Perspective: In Agriculture It Can Be Your Greatest Gift

This week, I’m entering my 30th year writing Under the Agridome.  American Thanksgiving is a nice time of year for me.  Some members of my family are American and since I was young we have celebrated US Thanksgiving.  In southwestern Ontario it is very common for US Thanksgiving to be noticed and appreciated.  There are even churches in southwestern Ontario who put on US Thanksgiving dinners and have many Americans cross the border to take part in the festivities.  Of course it also represents a time when harvest is either almost over or over like this year.   I had a neighbor finishing his corn today and as far as I can see there are no crops left to harvest in this area.

It is also a time when I am forced to look into next year.  I say that because over a period of years seed corn companies have backed up their seed ordering into November, usually before I even thought what I wanted to plant for next year.  Needless to say, this year in Ontario that is an adventure fraught with fraud.  This week on Twitter I posted a picture of a plethora of paperwork that people must go through to order the same seed corn we ordered last year.  The regulations are unworkable, but that doesn’t matter I have to order my seed anyway.  As Prime Minister Trudeau’s would say, it’s 2015.

He is so right and I think I have a little bit of trouble with that.  The neonic regulations are just a very small part of where I find myself in 2015.  I simply refuse to be dishonest about the possible bugs that may or may not be in my field.  I really don’t have a clue and the fact that I have to make things up to make things right just to have seed corn arrive on my farm makes little sense.  I know it’s not about the bees, which makes it worse.  However, when I look in the mirror whose problem is this?  Is this simply just another thing as a farmer I have to deal with?

I tend to think so.  Over a 35-year career farming near Dresden Ontario I have seen a whole bunch of things coming out.  Government regulation is one of those things.  It is a default or a constant in any business environment and when it comes to farming in Ontario we have a long history of that.  It just so happens that in 2015 it seems to be getting more onerous.  That simply means that management has to evolve and change once again.

Needless to say, those 35 years of experience gives me a little bit of perspective.  It also puts me in a place that I have always had a hard time thinking that I would ever reach.  Simply put, I at a point now where there is probably more behind me than ahead.  Agriculture is changing exponentially and it is increasingly difficult for me to keep up.  Lots of it has to do with my age, but it also has much to do with the economics of agriculture and our increased productivity as farmers.

Don’t get me wrong; I’m not going away.  In fact, I would argue I’m at the top of my game.  However, I’m 56 years old now and for whatever reason when you reach those heights the landscape not only looks different from my perspective but also looks different from others who look at me.  This was very evident to me a couple years ago when I was greeted by another speaker at a conference I was at with him asking me if it was true I had sold all my farmland.  It doesn’t stop there.  I’m increasingly asked if I would like to rent some of my land.  I walked away from both those moments thinking what the heck was that.  However, it’s simply the world changing around me and people making simple assumptions based on where that old man seems to be.
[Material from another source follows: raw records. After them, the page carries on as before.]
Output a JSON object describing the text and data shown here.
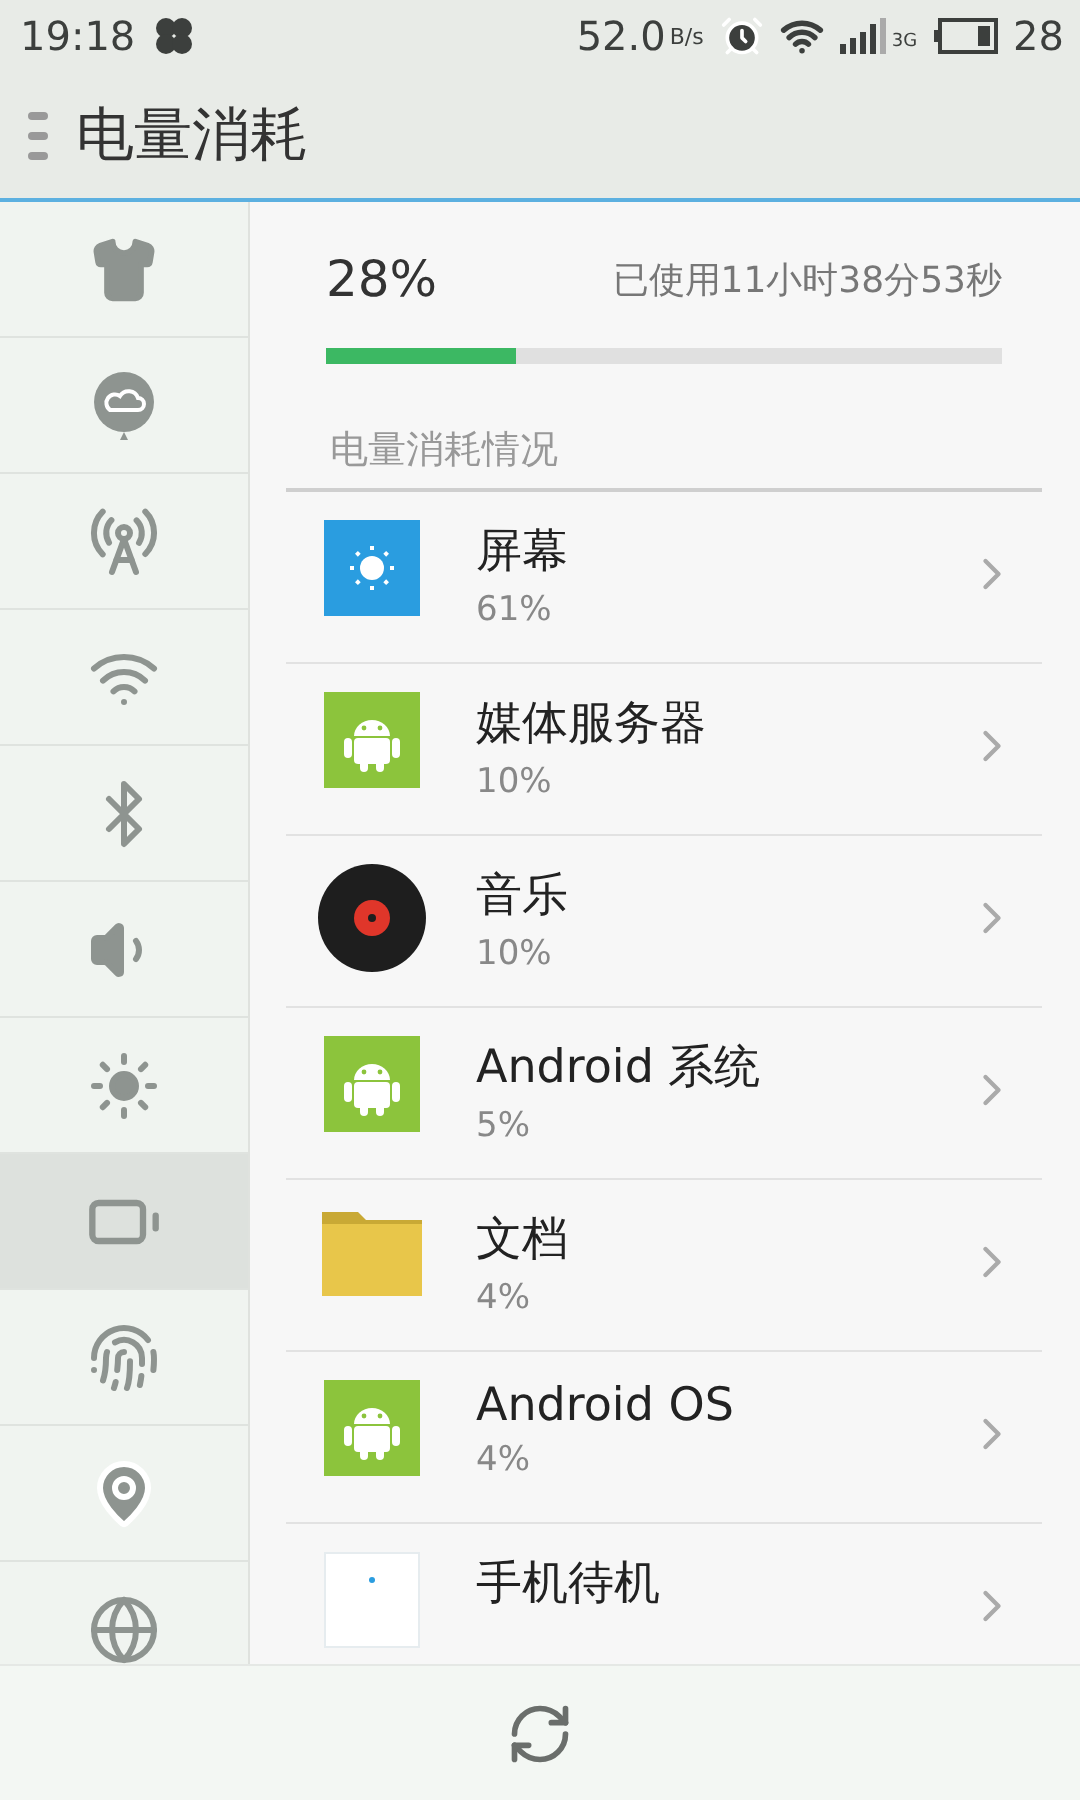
{
  "status_bar": {
    "time": "19:18",
    "speed": "52.0",
    "speed_unit": "B/s",
    "network": "3G",
    "battery": "28"
  },
  "header": {
    "title": "电量消耗"
  },
  "sidebar": {
    "items": [
      {
        "selected": false
      },
      {
        "selected": false
      },
      {
        "selected": false
      },
      {
        "selected": false
      },
      {
        "selected": false
      },
      {
        "selected": false
      },
      {
        "selected": false
      },
      {
        "selected": true
      },
      {
        "selected": false
      },
      {
        "selected": false
      },
      {
        "selected": false
      }
    ]
  },
  "summary": {
    "percent": "28%",
    "usage_time": "已使用11小时38分53秒",
    "level": 0.28
  },
  "section": {
    "title": "电量消耗情况"
  },
  "apps": [
    {
      "kind": "screen",
      "name": "屏幕",
      "percent": "61%"
    },
    {
      "kind": "android",
      "name": "媒体服务器",
      "percent": "10%"
    },
    {
      "kind": "disc",
      "name": "音乐",
      "percent": "10%"
    },
    {
      "kind": "android",
      "name": "Android 系统",
      "percent": "5%"
    },
    {
      "kind": "folder",
      "name": "文档",
      "percent": "4%"
    },
    {
      "kind": "android",
      "name": "Android OS",
      "percent": "4%"
    },
    {
      "kind": "standby",
      "name": "手机待机"
    }
  ]
}
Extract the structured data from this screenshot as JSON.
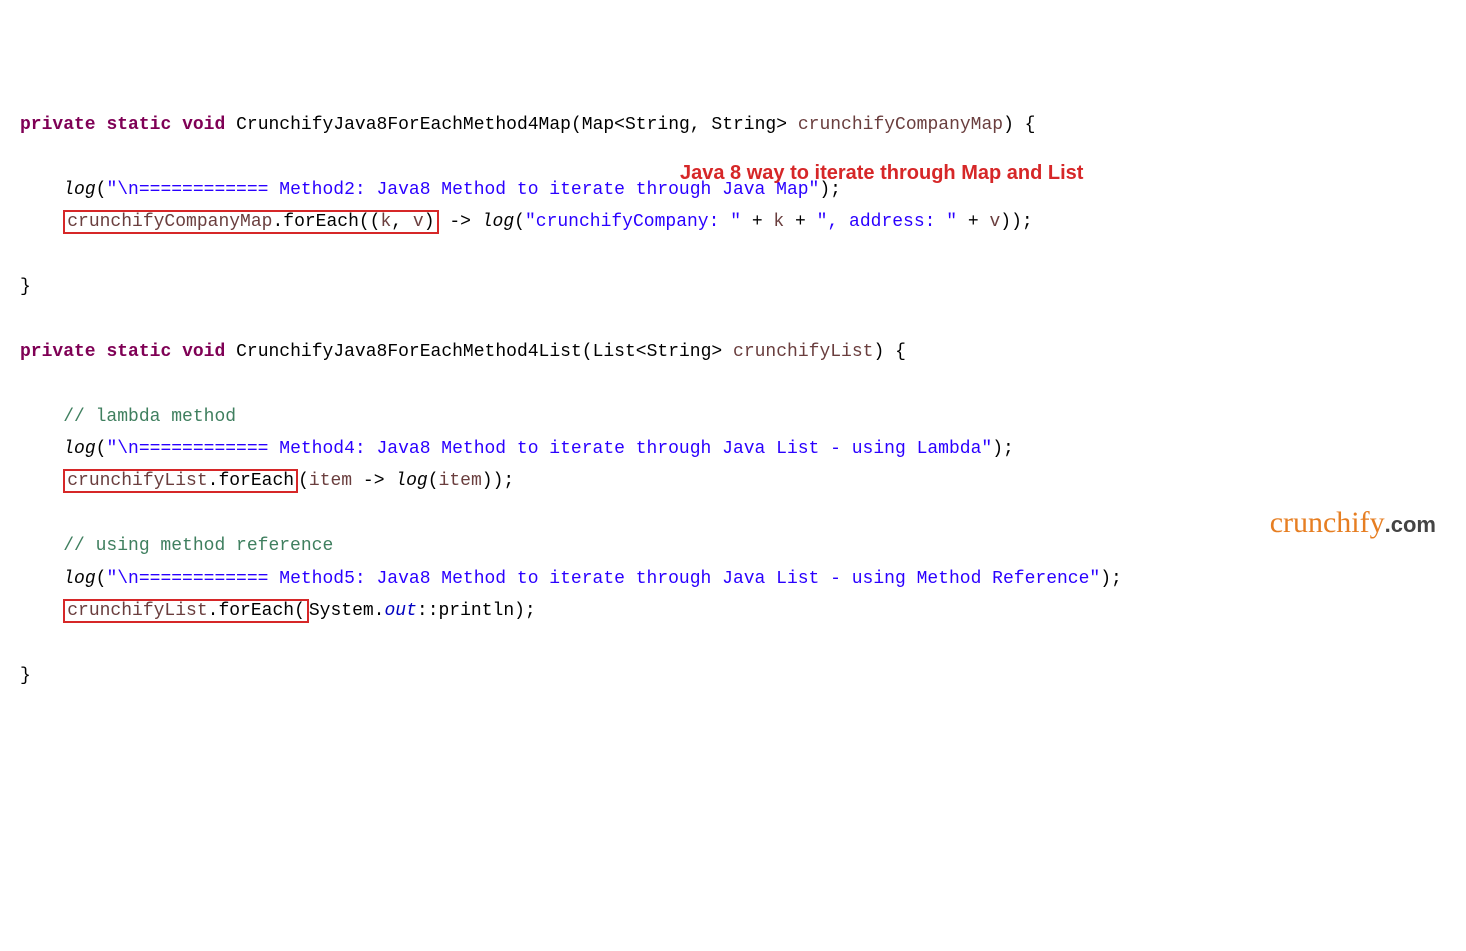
{
  "code": {
    "m1_sig_kw1": "private",
    "m1_sig_kw2": "static",
    "m1_sig_kw3": "void",
    "m1_name": "CrunchifyJava8ForEachMethod4Map",
    "m1_paramtype1": "Map",
    "m1_gen_open": "<",
    "m1_gen_t1": "String",
    "m1_gen_sep": ", ",
    "m1_gen_t2": "String",
    "m1_gen_close": ">",
    "m1_paramname": "crunchifyCompanyMap",
    "m1_sig_tail": ") {",
    "log_fn": "log",
    "m1_log1_str": "\"\\n============ Method2: Java8 Method to iterate through Java Map\"",
    "m1_log1_tail": ");",
    "m1_boxed1": "crunchifyCompanyMap",
    "m1_dot": ".",
    "m1_boxed2a": "forEach((",
    "m1_boxed2b": "k",
    "m1_boxed2c": ", ",
    "m1_boxed2d": "v",
    "m1_boxed2e": ")",
    "m1_arrow": " -> ",
    "m1_log2_str1": "\"crunchifyCompany: \"",
    "m1_plus1": " + ",
    "m1_k": "k",
    "m1_plus2": " + ",
    "m1_log2_str2": "\", address: \"",
    "m1_plus3": " + ",
    "m1_v": "v",
    "m1_log2_tail": "));",
    "m1_close": "}",
    "m2_sig_kw1": "private",
    "m2_sig_kw2": "static",
    "m2_sig_kw3": "void",
    "m2_name": "CrunchifyJava8ForEachMethod4List",
    "m2_paramtype1": "List",
    "m2_gen_open": "<",
    "m2_gen_t1": "String",
    "m2_gen_close": ">",
    "m2_paramname": "crunchifyList",
    "m2_sig_tail": ") {",
    "cmt1": "// lambda method",
    "m2_log1_str": "\"\\n============ Method4: Java8 Method to iterate through Java List - using Lambda\"",
    "m2_log1_tail": ");",
    "m2_boxed1": "crunchifyList",
    "m2_boxed1b": ".forEach",
    "m2_lambda_open": "(",
    "m2_lambda_p": "item",
    "m2_lambda_arrow": " -> ",
    "m2_lambda_call_p": "item",
    "m2_lambda_tail": "));",
    "cmt2": "// using method reference",
    "m2_log2_str": "\"\\n============ Method5: Java8 Method to iterate through Java List - using Method Reference\"",
    "m2_log2_tail": ");",
    "m2_boxed2": "crunchifyList",
    "m2_boxed2b": ".forEach(",
    "m2_sys": "System.",
    "m2_out": "out",
    "m2_ref": "::println);",
    "m2_close": "}"
  },
  "annotation": "Java 8 way to iterate through Map and List",
  "logo": {
    "brand": "crunchify",
    "tld": ".com"
  }
}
It is interesting to contemplate.  For instance, some trends in agriculture in 2015 to me are so retro.  For instance, strip tillage seems to be a growing trend in Ontario.  However, in the 1980s, I remember the same thing minus the guidance systems.  I can also remember a time when governments paid us to keep residue on our fields overwinter.  That ballooned into the widespread acceptance of no till production, but now in Ontario tillage is making a big comeback.  I also hear the debate about row widths on soybeans and corn.  However, over my 35 years I’ve tried every row width imaginable and where I am now with row widths is where I want to be.  So when I see people debate this, it rings so hollow.

It is almost like the circle of life.  I’ve been around so long now that I have seen so many things come and go including seeds, biotechnology, pesticides, and government regulations and everything in between.  My great assumption is that everybody knows this but of course this is a fallacy.  When I look around everybody is mostly younger than me even in the agriculture arena and they don’t know this.  It’s something that really can’t be taught, you need to put some years behind you and if you come out on the other side you have perspective you could have never imagined before.

Of course the key as a farmer is to remain successful and relevant and do it in a safe way.  Key also is to have a management plan ahead for your farm and your life space.  The road ahead will not necessarily get easier, but likely more complicated.  For those of you behind me planning is key to getting here.  Just make sure you keep an open mind along the way.  When you get here, you’ll have perspective.  On the farm, that can be the greatest gift you can imagine.